Verdict Informative and engaging, this exhaustive exploration of Marley the man and the musician is highly recommended for any music fan’s video collection.—Douglas King, Univ. of South Carolina Lib., Columbia (LJ 10/15/12)
Rejoice & Shout. color. 115+ min. Don McGlynn, Deep Rivers Films, dist. by Magnolia Pictures, www.magpictures.com. 2011. DVD UPC 876964001458. $26.98. Closed-captioned. Rated: PG. MUSIC
A joyful noise from start to finish, Rejoice & Shout packs in 200 years of American gospel from plantation call and response, spirituals, and early hymns to quartets of four-part harmony, blues, swing, and rap and hip-hop. Covering the legends of the genre and brimful of stunning archival footage and historic recordings, this film will satisfy current fans of gospel and make believers of the uninitiated.
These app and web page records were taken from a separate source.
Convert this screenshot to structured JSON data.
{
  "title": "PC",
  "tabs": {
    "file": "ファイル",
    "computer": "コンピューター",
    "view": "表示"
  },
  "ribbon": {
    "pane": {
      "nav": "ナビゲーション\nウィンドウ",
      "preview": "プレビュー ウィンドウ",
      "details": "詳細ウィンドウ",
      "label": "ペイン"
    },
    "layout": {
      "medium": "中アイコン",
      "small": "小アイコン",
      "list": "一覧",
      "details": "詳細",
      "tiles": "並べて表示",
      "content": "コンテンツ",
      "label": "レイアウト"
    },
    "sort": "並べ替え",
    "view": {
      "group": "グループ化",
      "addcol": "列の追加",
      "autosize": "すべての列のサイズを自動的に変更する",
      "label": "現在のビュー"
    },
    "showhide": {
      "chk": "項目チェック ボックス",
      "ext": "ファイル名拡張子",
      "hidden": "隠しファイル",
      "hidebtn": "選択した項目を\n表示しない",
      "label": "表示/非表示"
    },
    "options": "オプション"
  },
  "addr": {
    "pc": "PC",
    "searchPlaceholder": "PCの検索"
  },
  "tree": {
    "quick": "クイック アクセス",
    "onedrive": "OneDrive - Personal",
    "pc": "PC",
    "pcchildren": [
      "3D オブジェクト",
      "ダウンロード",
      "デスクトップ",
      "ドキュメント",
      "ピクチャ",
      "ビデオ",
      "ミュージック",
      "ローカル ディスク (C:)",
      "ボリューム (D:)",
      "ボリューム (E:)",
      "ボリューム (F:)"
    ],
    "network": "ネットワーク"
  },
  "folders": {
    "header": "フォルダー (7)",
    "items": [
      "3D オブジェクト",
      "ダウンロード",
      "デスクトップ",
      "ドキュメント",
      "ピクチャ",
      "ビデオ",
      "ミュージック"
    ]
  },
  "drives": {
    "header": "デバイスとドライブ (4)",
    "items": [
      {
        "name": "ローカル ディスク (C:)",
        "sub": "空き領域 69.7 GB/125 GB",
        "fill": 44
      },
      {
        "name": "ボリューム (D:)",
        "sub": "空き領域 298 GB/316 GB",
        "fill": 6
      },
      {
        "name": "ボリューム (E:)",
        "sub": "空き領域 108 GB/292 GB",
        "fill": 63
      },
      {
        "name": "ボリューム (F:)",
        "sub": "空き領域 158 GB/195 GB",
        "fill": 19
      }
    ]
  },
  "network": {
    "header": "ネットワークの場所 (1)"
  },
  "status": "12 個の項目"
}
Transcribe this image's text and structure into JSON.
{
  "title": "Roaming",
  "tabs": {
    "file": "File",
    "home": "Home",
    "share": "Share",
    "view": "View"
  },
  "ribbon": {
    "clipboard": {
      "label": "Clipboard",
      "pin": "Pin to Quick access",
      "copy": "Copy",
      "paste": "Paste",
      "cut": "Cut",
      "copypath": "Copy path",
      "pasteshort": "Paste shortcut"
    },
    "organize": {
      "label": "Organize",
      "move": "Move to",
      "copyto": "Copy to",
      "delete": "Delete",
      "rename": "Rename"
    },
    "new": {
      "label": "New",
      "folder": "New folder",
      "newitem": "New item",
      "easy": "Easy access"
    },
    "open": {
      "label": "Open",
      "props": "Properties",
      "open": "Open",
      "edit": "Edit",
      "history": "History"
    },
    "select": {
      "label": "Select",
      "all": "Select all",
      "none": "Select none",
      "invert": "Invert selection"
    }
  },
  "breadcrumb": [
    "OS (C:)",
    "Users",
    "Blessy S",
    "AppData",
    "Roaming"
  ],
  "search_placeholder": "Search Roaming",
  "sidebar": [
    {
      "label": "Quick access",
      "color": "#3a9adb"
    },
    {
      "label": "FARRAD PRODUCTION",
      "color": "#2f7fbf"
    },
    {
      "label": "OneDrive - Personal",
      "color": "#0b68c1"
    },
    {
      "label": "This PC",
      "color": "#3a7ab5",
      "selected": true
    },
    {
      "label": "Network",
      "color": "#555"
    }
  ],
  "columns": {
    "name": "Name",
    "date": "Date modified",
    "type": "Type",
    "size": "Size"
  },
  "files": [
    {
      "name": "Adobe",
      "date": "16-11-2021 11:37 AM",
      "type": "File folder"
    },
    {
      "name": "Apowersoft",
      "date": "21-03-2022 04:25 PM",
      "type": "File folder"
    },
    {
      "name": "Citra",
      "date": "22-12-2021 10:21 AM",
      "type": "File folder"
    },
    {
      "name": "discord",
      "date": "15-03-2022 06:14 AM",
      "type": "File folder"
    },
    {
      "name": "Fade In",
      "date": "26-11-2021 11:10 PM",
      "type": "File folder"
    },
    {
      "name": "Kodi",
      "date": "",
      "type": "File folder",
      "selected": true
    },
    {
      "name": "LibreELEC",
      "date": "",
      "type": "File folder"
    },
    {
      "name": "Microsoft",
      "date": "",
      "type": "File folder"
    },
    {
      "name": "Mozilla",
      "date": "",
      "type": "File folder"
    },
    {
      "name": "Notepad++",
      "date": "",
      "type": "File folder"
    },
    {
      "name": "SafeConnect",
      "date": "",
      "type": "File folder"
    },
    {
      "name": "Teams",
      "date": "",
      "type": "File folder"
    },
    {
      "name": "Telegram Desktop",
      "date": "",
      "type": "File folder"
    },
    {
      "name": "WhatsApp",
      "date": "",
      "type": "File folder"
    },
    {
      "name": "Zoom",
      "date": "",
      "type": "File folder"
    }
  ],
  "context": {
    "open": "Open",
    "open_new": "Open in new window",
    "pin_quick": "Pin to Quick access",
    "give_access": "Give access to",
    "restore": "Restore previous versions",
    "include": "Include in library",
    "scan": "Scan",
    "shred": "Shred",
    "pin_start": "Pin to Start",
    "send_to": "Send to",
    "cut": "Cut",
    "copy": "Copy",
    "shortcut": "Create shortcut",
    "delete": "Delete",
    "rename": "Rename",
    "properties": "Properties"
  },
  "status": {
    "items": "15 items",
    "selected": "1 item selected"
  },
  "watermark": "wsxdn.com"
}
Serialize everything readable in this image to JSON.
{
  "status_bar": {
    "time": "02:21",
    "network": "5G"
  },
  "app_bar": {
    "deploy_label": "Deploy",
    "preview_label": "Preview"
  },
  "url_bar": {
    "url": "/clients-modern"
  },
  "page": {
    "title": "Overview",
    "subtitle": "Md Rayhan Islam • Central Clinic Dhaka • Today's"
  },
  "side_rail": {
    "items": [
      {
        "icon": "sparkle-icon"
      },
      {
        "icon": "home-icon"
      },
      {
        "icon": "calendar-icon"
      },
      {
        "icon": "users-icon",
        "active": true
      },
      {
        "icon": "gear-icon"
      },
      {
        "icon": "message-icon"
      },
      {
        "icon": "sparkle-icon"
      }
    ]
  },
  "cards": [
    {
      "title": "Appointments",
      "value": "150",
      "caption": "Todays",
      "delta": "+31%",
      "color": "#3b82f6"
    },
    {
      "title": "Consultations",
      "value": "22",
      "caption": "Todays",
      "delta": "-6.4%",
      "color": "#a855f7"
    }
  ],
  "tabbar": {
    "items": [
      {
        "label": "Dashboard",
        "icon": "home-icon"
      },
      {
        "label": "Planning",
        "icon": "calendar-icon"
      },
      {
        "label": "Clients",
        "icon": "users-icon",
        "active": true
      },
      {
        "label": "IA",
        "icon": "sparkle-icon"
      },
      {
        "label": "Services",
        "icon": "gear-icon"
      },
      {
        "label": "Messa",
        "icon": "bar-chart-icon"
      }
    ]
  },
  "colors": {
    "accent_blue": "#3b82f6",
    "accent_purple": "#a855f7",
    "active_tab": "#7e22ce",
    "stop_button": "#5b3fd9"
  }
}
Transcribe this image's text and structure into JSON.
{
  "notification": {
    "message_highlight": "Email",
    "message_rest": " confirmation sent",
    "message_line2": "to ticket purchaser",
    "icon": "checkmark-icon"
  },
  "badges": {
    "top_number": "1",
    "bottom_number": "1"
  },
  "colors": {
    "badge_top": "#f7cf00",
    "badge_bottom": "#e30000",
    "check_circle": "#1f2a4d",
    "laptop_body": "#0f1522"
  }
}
Performers include the Swan Silvertones, the Clara Ward Singers, Rev. James Cleveland, Sister Rosetta Tharpe, and many, many more. Those interviewed include Ira Tucker from the Dixie Hummingbirds, Mavis Staples, Smokey Robinson, Marie Knight, and Andraé Crouch. Director McGlynn has done a stellar job; it’s hard to imagine any gospel collection being more definitive.
Verdict This film should be in every collection; once seen, it will be watched again and again. Rejoice, indeed.—Bill Baars, Lake Oswego P.L., OR (LJ 3/15/12
The Swell Season. b/w. 88+ min. Nick August-Perna & others, Elkcreek Cinema & Overcoat Records, dist. by Docurama c/o New Video, 800-314-8822; www.newvideo.com. 2012. DVD ISBN 9781422995525. $29.95. MUSIC
This film about the extraordinary collaborative team of Markéta Irglová and Glen Hansard bears the same name as the band producing the music. The movie documents their relationship and the talent that brought us Once (2007), the hit film and soundtrack and now also a smash Broadway musical. By the time Hansard and Irglová had won their Oscar (scene included here) for the song “Falling Slowly,” they were no longer struggling unknowns. The Swell Season tells what happened next. Their touring concert footage is close and personal, as intimate and spare as their original Once tale. Their legions of admirers are sincere and devoted, and Hansard and Irglová seem genuinely overwhelmed by it all. Some of their off-stage scenes appear to be a bit too staged and precious, though the black-and-white cinematography is perfect for their story. Better and more revealing are the scenes in which they speak directly to the camera and narrate their moods. Ultimately, their musical performances overshadow their personal story and hold the greater interest. Sometimes, the untold is best left to mystery.
Verdict The music and performances are swell; the story, for hard-core fans only. [With the Broadway production of Once garnering Tony Awards for Best Musical and Best Actor in a Musical, among others, demand for this disc will likely occur more than once.—Ed.]—Gerald A. Notaro, Libn. Emeritus, Univ. of South Florida Lib., St. Petersburg (LJ 6/1/12)